PROVIDED DATA ->
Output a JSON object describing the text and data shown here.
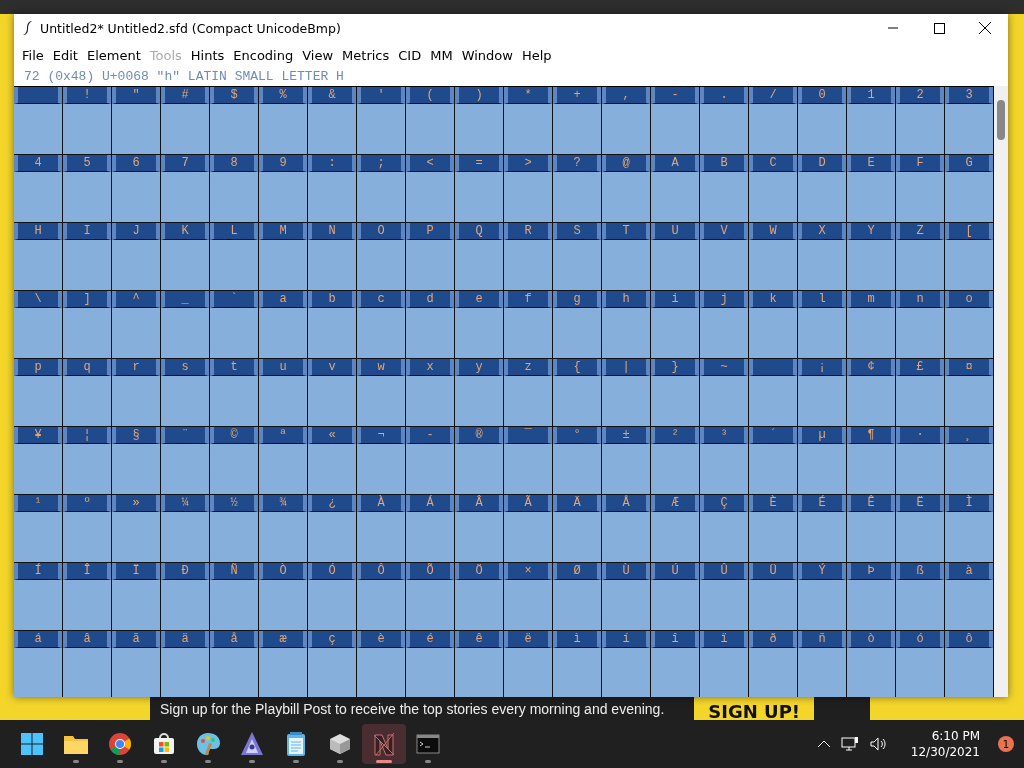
{
  "backdrop": {
    "banner": "Sign up for the Playbill Post to receive the top stories every morning and evening.",
    "banner_button": "SIGN UP!"
  },
  "window": {
    "title": "Untitled2*  Untitled2.sfd (Compact UnicodeBmp)"
  },
  "menu": [
    {
      "label": "File",
      "disabled": false
    },
    {
      "label": "Edit",
      "disabled": false
    },
    {
      "label": "Element",
      "disabled": false
    },
    {
      "label": "Tools",
      "disabled": true
    },
    {
      "label": "Hints",
      "disabled": false
    },
    {
      "label": "Encoding",
      "disabled": false
    },
    {
      "label": "View",
      "disabled": false
    },
    {
      "label": "Metrics",
      "disabled": false
    },
    {
      "label": "CID",
      "disabled": false
    },
    {
      "label": "MM",
      "disabled": false
    },
    {
      "label": "Window",
      "disabled": false
    },
    {
      "label": "Help",
      "disabled": false
    }
  ],
  "info": "72 (0x48) U+0068 \"h\" LATIN SMALL LETTER H",
  "glyph_rows": [
    [
      null,
      "!",
      "\"",
      "#",
      "$",
      "%",
      "&",
      "'",
      "(",
      ")",
      "*",
      "+",
      ",",
      "-",
      ".",
      "/",
      "0",
      "1",
      "2",
      "3"
    ],
    [
      "4",
      "5",
      "6",
      "7",
      "8",
      "9",
      ":",
      ";",
      "<",
      "=",
      ">",
      "?",
      "@",
      "A",
      "B",
      "C",
      "D",
      "E",
      "F",
      "G"
    ],
    [
      "H",
      "I",
      "J",
      "K",
      "L",
      "M",
      "N",
      "O",
      "P",
      "Q",
      "R",
      "S",
      "T",
      "U",
      "V",
      "W",
      "X",
      "Y",
      "Z",
      "["
    ],
    [
      "\\",
      "]",
      "^",
      "_",
      "`",
      "a",
      "b",
      "c",
      "d",
      "e",
      "f",
      "g",
      "h",
      "i",
      "j",
      "k",
      "l",
      "m",
      "n",
      "o"
    ],
    [
      "p",
      "q",
      "r",
      "s",
      "t",
      "u",
      "v",
      "w",
      "x",
      "y",
      "z",
      "{",
      "|",
      "}",
      "~",
      null,
      "¡",
      "¢",
      "£",
      "¤"
    ],
    [
      "¥",
      "¦",
      "§",
      "¨",
      "©",
      "ª",
      "«",
      "¬",
      "-",
      "®",
      "¯",
      "°",
      "±",
      "²",
      "³",
      "´",
      "µ",
      "¶",
      "·",
      "¸"
    ],
    [
      "¹",
      "º",
      "»",
      "¼",
      "½",
      "¾",
      "¿",
      "À",
      "Á",
      "Â",
      "Ã",
      "Ä",
      "Å",
      "Æ",
      "Ç",
      "È",
      "É",
      "Ê",
      "Ë",
      "Ì"
    ],
    [
      "Í",
      "Î",
      "Ï",
      "Ð",
      "Ñ",
      "Ò",
      "Ó",
      "Ô",
      "Õ",
      "Ö",
      "×",
      "Ø",
      "Ù",
      "Ú",
      "Û",
      "Ü",
      "Ý",
      "Þ",
      "ß",
      "à"
    ],
    [
      "á",
      "â",
      "ã",
      "ä",
      "å",
      "æ",
      "ç",
      "è",
      "é",
      "ê",
      "ë",
      "ì",
      "í",
      "î",
      "ï",
      "ð",
      "ñ",
      "ò",
      "ó",
      "ô"
    ]
  ],
  "taskbar": {
    "apps": [
      {
        "kind": "start",
        "active": false
      },
      {
        "kind": "folder",
        "active": false
      },
      {
        "kind": "browser",
        "active": false
      },
      {
        "kind": "store",
        "active": false
      },
      {
        "kind": "paint",
        "active": false
      },
      {
        "kind": "vector",
        "active": false
      },
      {
        "kind": "notepad",
        "active": false
      },
      {
        "kind": "cube",
        "active": false
      },
      {
        "kind": "fontforge",
        "active": true
      },
      {
        "kind": "terminal",
        "active": false
      }
    ],
    "time": "6:10 PM",
    "date": "12/30/2021",
    "notifications": "1"
  }
}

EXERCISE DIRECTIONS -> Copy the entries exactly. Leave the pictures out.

RESULT FOR THIS EXERCISE ->
Output a JSON object describing the text and data shown here.
{
  "backdrop": {
    "banner": "Sign up for the Playbill Post to receive the top stories every morning and evening.",
    "banner_button": "SIGN UP!"
  },
  "window": {
    "title": "Untitled2*  Untitled2.sfd (Compact UnicodeBmp)"
  },
  "menu": [
    {
      "label": "File",
      "disabled": false
    },
    {
      "label": "Edit",
      "disabled": false
    },
    {
      "label": "Element",
      "disabled": false
    },
    {
      "label": "Tools",
      "disabled": true
    },
    {
      "label": "Hints",
      "disabled": false
    },
    {
      "label": "Encoding",
      "disabled": false
    },
    {
      "label": "View",
      "disabled": false
    },
    {
      "label": "Metrics",
      "disabled": false
    },
    {
      "label": "CID",
      "disabled": false
    },
    {
      "label": "MM",
      "disabled": false
    },
    {
      "label": "Window",
      "disabled": false
    },
    {
      "label": "Help",
      "disabled": false
    }
  ],
  "info": "72 (0x48) U+0068 \"h\" LATIN SMALL LETTER H",
  "glyph_rows": [
    [
      null,
      "!",
      "\"",
      "#",
      "$",
      "%",
      "&",
      "'",
      "(",
      ")",
      "*",
      "+",
      ",",
      "-",
      ".",
      "/",
      "0",
      "1",
      "2",
      "3"
    ],
    [
      "4",
      "5",
      "6",
      "7",
      "8",
      "9",
      ":",
      ";",
      "<",
      "=",
      ">",
      "?",
      "@",
      "A",
      "B",
      "C",
      "D",
      "E",
      "F",
      "G"
    ],
    [
      "H",
      "I",
      "J",
      "K",
      "L",
      "M",
      "N",
      "O",
      "P",
      "Q",
      "R",
      "S",
      "T",
      "U",
      "V",
      "W",
      "X",
      "Y",
      "Z",
      "["
    ],
    [
      "\\",
      "]",
      "^",
      "_",
      "`",
      "a",
      "b",
      "c",
      "d",
      "e",
      "f",
      "g",
      "h",
      "i",
      "j",
      "k",
      "l",
      "m",
      "n",
      "o"
    ],
    [
      "p",
      "q",
      "r",
      "s",
      "t",
      "u",
      "v",
      "w",
      "x",
      "y",
      "z",
      "{",
      "|",
      "}",
      "~",
      null,
      "¡",
      "¢",
      "£",
      "¤"
    ],
    [
      "¥",
      "¦",
      "§",
      "¨",
      "©",
      "ª",
      "«",
      "¬",
      "-",
      "®",
      "¯",
      "°",
      "±",
      "²",
      "³",
      "´",
      "µ",
      "¶",
      "·",
      "¸"
    ],
    [
      "¹",
      "º",
      "»",
      "¼",
      "½",
      "¾",
      "¿",
      "À",
      "Á",
      "Â",
      "Ã",
      "Ä",
      "Å",
      "Æ",
      "Ç",
      "È",
      "É",
      "Ê",
      "Ë",
      "Ì"
    ],
    [
      "Í",
      "Î",
      "Ï",
      "Ð",
      "Ñ",
      "Ò",
      "Ó",
      "Ô",
      "Õ",
      "Ö",
      "×",
      "Ø",
      "Ù",
      "Ú",
      "Û",
      "Ü",
      "Ý",
      "Þ",
      "ß",
      "à"
    ],
    [
      "á",
      "â",
      "ã",
      "ä",
      "å",
      "æ",
      "ç",
      "è",
      "é",
      "ê",
      "ë",
      "ì",
      "í",
      "î",
      "ï",
      "ð",
      "ñ",
      "ò",
      "ó",
      "ô"
    ]
  ],
  "taskbar": {
    "apps": [
      {
        "kind": "start",
        "active": false
      },
      {
        "kind": "folder",
        "active": false
      },
      {
        "kind": "browser",
        "active": false
      },
      {
        "kind": "store",
        "active": false
      },
      {
        "kind": "paint",
        "active": false
      },
      {
        "kind": "vector",
        "active": false
      },
      {
        "kind": "notepad",
        "active": false
      },
      {
        "kind": "cube",
        "active": false
      },
      {
        "kind": "fontforge",
        "active": true
      },
      {
        "kind": "terminal",
        "active": false
      }
    ],
    "time": "6:10 PM",
    "date": "12/30/2021",
    "notifications": "1"
  }
}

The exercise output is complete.